■ **Activity**
Please find all lines containing "inscrire" in the listing below and copy them.

■ **Material shown**
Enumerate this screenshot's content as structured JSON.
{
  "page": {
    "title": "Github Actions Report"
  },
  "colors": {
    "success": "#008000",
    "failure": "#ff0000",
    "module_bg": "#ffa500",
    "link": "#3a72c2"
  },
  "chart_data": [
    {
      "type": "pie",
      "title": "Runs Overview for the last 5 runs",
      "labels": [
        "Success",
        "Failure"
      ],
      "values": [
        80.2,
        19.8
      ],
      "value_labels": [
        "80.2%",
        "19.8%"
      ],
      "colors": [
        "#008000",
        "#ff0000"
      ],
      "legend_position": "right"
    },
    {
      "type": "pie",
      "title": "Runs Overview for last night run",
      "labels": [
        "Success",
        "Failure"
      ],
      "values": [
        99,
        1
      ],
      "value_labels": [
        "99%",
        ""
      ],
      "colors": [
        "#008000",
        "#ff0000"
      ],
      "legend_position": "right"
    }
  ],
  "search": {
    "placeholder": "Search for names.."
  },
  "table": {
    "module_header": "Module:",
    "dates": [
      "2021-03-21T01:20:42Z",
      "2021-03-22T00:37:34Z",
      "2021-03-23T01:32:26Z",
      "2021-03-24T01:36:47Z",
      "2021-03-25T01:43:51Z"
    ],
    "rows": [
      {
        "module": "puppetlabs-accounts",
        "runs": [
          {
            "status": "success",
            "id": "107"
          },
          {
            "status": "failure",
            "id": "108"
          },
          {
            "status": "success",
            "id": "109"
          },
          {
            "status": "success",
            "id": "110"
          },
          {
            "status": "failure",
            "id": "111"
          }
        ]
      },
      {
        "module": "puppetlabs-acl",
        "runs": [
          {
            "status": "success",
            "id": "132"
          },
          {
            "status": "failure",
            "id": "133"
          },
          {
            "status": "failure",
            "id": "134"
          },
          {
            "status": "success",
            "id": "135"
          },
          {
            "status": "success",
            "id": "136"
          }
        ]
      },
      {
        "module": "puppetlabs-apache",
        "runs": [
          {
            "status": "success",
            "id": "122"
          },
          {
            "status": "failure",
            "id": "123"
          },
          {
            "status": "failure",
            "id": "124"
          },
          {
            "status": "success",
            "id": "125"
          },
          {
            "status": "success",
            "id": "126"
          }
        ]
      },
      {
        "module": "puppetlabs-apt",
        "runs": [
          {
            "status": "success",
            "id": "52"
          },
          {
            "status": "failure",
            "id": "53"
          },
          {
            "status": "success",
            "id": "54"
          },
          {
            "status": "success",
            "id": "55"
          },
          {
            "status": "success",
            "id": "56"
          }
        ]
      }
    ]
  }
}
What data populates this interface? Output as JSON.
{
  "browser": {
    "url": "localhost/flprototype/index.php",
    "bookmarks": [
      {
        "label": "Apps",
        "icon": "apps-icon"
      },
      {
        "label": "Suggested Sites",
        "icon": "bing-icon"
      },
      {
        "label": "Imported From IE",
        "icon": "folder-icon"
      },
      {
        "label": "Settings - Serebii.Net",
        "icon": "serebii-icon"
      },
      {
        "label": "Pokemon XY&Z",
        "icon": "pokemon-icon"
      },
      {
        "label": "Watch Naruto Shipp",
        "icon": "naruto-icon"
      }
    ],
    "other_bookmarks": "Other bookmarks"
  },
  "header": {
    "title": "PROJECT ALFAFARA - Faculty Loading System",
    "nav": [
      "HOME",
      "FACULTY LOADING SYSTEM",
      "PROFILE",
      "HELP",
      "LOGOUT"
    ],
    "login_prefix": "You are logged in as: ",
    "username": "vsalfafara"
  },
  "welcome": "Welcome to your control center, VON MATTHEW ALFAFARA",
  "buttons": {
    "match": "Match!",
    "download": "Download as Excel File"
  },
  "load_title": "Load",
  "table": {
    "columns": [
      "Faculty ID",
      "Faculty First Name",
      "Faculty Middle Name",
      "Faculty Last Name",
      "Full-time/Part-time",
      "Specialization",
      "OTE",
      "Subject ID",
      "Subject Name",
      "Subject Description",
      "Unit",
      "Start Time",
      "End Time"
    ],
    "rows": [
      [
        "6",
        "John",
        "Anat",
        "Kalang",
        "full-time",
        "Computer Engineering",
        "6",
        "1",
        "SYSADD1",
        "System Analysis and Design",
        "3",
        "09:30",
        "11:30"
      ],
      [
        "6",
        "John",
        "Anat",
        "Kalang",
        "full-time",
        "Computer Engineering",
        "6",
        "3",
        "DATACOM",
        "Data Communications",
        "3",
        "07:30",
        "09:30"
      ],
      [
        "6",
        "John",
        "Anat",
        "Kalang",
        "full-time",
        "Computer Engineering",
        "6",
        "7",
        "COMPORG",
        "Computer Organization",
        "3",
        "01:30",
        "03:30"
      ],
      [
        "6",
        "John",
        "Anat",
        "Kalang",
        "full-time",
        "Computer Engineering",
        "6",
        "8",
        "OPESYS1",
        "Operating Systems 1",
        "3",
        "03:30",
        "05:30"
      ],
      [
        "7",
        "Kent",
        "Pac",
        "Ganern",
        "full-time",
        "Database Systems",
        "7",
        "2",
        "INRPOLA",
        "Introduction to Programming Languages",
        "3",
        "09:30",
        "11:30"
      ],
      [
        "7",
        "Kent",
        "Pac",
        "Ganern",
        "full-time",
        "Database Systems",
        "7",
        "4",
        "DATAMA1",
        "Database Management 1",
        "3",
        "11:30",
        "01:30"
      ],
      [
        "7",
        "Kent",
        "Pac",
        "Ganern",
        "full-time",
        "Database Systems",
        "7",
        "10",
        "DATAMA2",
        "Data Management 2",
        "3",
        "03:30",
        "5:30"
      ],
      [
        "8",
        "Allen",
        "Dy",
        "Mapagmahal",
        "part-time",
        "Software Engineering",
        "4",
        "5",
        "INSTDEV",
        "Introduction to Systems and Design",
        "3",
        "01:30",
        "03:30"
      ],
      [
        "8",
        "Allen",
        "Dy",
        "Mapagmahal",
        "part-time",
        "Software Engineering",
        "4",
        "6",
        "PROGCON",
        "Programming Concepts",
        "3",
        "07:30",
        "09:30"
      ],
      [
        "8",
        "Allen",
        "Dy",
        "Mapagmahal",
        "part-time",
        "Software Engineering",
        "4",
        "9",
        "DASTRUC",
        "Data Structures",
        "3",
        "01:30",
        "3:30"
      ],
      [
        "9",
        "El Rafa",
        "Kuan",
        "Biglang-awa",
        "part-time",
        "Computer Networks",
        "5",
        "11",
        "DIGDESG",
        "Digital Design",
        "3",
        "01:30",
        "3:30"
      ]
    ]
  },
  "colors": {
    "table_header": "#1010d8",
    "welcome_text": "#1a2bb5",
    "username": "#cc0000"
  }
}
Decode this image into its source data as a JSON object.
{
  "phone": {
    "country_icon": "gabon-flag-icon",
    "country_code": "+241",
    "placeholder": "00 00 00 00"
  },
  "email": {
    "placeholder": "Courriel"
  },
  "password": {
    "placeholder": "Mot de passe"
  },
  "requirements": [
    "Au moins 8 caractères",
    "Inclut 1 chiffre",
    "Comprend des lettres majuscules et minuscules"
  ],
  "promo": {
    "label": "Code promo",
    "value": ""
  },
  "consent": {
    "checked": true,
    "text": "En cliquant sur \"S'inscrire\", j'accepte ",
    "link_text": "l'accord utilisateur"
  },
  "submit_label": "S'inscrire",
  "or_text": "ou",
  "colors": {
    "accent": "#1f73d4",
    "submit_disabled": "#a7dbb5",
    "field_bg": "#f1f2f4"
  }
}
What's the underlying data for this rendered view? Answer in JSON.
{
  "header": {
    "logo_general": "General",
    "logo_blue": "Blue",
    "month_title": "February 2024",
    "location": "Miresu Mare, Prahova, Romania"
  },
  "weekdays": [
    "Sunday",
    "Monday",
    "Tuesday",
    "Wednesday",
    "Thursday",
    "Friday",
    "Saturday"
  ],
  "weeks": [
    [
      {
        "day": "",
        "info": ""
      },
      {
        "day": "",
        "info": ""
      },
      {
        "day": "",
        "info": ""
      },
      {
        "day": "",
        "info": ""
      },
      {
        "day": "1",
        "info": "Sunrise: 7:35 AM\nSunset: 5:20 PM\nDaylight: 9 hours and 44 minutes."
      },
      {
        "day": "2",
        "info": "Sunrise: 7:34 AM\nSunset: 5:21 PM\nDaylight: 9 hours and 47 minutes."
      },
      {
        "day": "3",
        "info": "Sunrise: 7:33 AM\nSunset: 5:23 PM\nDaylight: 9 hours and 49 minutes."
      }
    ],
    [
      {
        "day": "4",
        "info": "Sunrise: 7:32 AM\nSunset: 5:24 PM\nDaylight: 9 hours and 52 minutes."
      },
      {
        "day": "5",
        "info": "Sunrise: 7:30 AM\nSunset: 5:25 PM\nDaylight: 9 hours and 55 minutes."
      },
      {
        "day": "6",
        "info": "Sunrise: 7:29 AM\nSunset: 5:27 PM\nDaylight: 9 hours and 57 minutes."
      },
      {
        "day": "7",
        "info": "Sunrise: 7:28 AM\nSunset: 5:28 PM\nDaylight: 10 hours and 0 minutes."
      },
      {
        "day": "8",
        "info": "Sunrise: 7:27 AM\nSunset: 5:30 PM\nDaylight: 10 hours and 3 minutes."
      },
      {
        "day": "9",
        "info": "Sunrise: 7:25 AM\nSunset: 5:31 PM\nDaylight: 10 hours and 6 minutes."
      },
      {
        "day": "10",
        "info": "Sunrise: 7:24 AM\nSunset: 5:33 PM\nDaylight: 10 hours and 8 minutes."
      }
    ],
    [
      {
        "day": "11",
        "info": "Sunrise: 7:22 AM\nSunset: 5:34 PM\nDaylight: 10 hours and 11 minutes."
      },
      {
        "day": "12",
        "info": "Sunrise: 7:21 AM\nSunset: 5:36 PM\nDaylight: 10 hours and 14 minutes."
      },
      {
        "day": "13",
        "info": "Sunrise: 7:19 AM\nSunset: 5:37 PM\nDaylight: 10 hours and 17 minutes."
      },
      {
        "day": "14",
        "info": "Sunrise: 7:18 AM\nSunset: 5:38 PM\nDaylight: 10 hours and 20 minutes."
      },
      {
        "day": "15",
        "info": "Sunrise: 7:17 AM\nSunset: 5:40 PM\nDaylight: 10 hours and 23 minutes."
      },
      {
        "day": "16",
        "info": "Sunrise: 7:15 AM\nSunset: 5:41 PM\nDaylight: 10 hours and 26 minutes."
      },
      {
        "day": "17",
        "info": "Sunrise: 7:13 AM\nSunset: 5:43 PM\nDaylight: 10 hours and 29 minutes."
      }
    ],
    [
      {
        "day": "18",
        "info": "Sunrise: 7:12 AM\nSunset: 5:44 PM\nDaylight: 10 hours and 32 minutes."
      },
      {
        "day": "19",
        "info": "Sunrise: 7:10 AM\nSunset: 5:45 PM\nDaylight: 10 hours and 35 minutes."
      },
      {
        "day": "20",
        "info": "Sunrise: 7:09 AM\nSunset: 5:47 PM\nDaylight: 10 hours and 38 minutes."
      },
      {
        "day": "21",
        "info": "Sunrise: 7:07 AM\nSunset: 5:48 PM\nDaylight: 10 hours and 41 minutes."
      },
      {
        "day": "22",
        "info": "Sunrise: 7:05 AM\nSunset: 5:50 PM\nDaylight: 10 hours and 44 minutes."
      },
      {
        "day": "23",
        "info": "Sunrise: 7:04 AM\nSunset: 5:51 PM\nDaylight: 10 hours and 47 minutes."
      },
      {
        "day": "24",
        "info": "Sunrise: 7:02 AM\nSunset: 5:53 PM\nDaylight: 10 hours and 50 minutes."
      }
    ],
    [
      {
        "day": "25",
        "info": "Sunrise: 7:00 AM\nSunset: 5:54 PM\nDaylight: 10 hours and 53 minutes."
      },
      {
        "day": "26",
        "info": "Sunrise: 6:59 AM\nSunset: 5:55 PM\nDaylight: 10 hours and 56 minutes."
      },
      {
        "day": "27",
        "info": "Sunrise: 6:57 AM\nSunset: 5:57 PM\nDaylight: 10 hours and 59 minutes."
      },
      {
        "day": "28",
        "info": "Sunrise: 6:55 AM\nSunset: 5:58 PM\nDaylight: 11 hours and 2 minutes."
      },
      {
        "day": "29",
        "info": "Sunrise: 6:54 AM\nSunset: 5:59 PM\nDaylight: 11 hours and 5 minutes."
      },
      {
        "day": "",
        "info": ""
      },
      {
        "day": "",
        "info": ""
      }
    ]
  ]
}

■ **Your response**
    "text": "En cliquant sur \"S'inscrire\", j'accepte ",
  "submit_label": "S'inscrire",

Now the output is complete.